“When people hear the word ‘merger,’ they think of layoffs,” said Shari Campbell, vice president of JayRay, a Tacoma, Wash.-based company that specializes in branding, advertising and strategic communications.
“They don’t want to see jobs lost, especially in small towns with a tight-knit culture when they think a merger means that the same woman who has greeted them for years might lose her job,” Campbell said. “Communication is a big part of a merger and credit unions need to do a better job of explaining and reassuring the public that things will change for the better.”
JayRay has been involved in three credit union mergers this year, according to Campbell. In 2012, the firm led the $420 million Montana 1st Credit Union in Missoula, Mont., through a campaign that resulted in a successful second vote by members to merge with the $2 million Horizon Credit Union in Spokane, Wash., Campbell said.

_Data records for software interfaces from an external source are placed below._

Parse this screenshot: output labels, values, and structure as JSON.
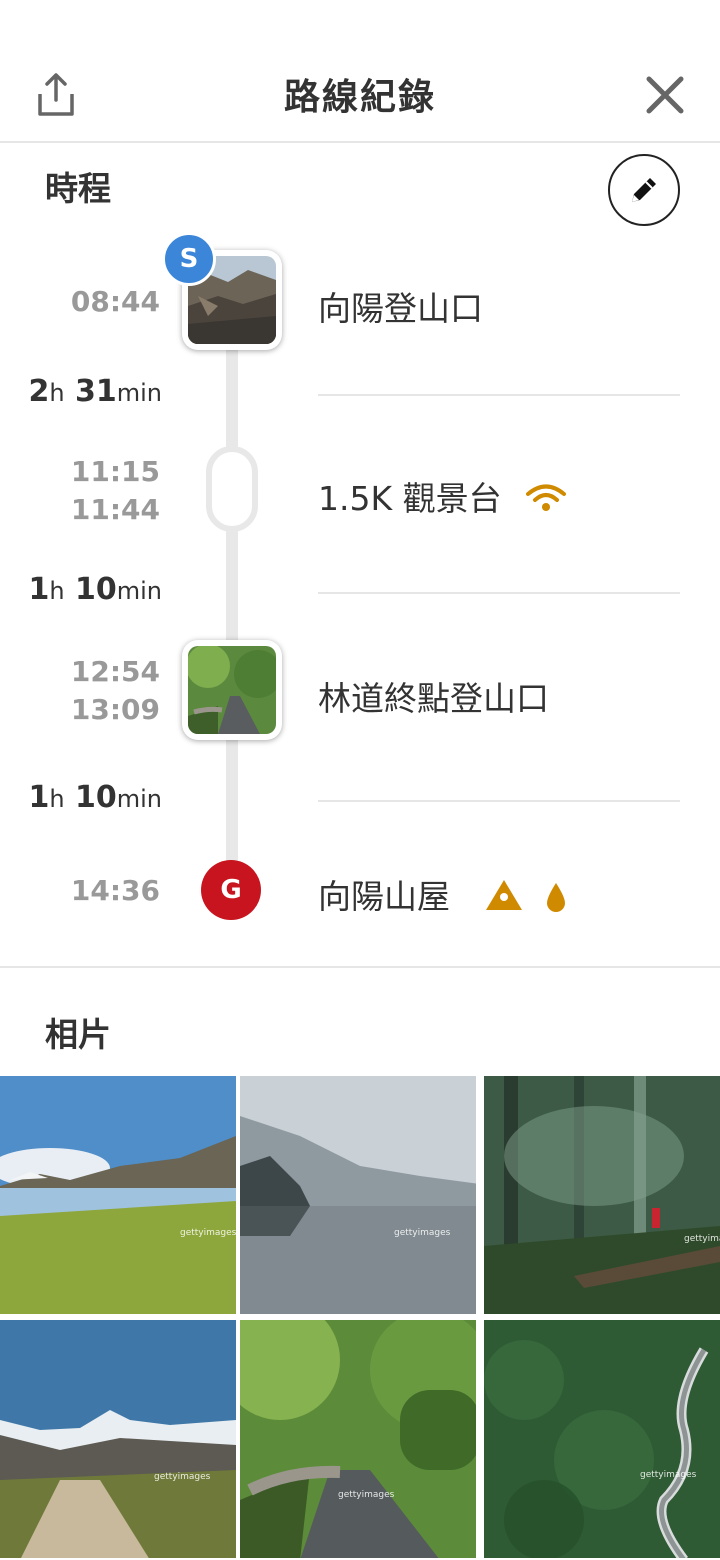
{
  "header": {
    "title": "路線紀錄",
    "share_icon": "share-icon",
    "close_icon": "close-icon"
  },
  "schedule": {
    "section_title": "時程",
    "edit_icon": "pencil-icon",
    "start_badge": "S",
    "goal_badge": "G",
    "stops": [
      {
        "times": [
          "08:44"
        ],
        "name": "向陽登山口"
      },
      {
        "times": [
          "11:15",
          "11:44"
        ],
        "name": "1.5K 觀景台",
        "icons": [
          "signal-icon"
        ]
      },
      {
        "times": [
          "12:54",
          "13:09"
        ],
        "name": "林道終點登山口"
      },
      {
        "times": [
          "14:36"
        ],
        "name": "向陽山屋",
        "icons": [
          "tent-icon",
          "water-drop-icon"
        ]
      }
    ],
    "durations": [
      {
        "h": "2",
        "h_unit": "h",
        "m": "31",
        "m_unit": "min"
      },
      {
        "h": "1",
        "h_unit": "h",
        "m": "10",
        "m_unit": "min"
      },
      {
        "h": "1",
        "h_unit": "h",
        "m": "10",
        "m_unit": "min"
      }
    ]
  },
  "photos": {
    "section_title": "相片",
    "watermark": "gettyimages"
  },
  "colors": {
    "start_badge": "#3b86d9",
    "goal_badge": "#c8141e",
    "amenity_icon": "#d08a00"
  }
}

"The merger was about bringing additional value to the membership and opportunities to grow Montana 1st to better serve our entire field of membership. And, a strategic partnership with Horizon Credit Union does just that," said Chris Sisco, CEO of the $64 million Montana 1st who will retire next year but will continue as regional vice president of corporate integration. "The board and senior management spent a considerable amount of time looking at the opportunities for more member access and more services being provided by the same friendly faces with the name the members knew and trust, Montana 1st."
When the news about a possible merger began circulating, Montana 1st members were reluctant. After a small voter turnout last December that resulted in a ‘no’ vote, the credit union planned to give members a second chance. JayRay said it was brought in to guide communications efforts and turn the second vote around.
A campaign with the theme “Better for you, better for Montana,” featured members, employees and community ambassadors explaining why they supported the merger and planned to vote yes. The message was delivered via outdoor, print, direct mail, Web and in Montana 1st branches.
With the merger making weekly headlines in the local paper, a strategic media relations plan was also important to even out the handful of negative voices that were making a big presence, according to Campbell. JayRay led the credit union through a strategy that resulted in more balanced coverage including positive editorials and letters to the editor, she added. The result was a 56% vote in favor of merging.
Montana 1st will retain its name and employees. At press time, the merger was expected to be finalized by the end of September.
People issues aside, a merger is an expensive plan. Larry Hays, president/CEO of the Lenexa, Kan.-based Beyond Marketing LLC, said that creating a budget and understanding that mergers are costly are very important and without a firm grasp on the realities of the high price of merging two credit unions, problems can quickly arise.
“You have to remember that you’re doing everything twice,” Hayes said. “You have two sets of employees, statement vendors, displays, signage and ad campaigns and different fee schedules that you will need to merge into one. You have the cost of creating a new website and merging two banking systems in to one. Credit unions have to understand that a merger is expensive and if you don’t budget correctly you could be in the middle and find yourself without enough money to get the job done.”
Hayes leads Beyond Marketing, a CUSO that’s preparing to launch a direct mail packet that aims to help credit unions prepare a schedule on when and what to communicate if a merger is in the works.
“The pitfalls in a merger are plentiful,” Hayes said. “To avoid the difficulties, you have to take it slow, have a plan and involve the employees and community."
Even if the credit unions involved can create a working budget, work with vendors and avoid the monetary hazards, in the end, a successful merger comes down to communication, Hayes said. Town hall meetings with human resource representatives, employees, long-time members and the community can help ease merger jitters.
“Times are changing and this is not your father’s credit union,” Hayes said. “For a successful credit union merger, you need to stop and think prior to merging because if you don’t, it may not be as successful as you hoped it would be.”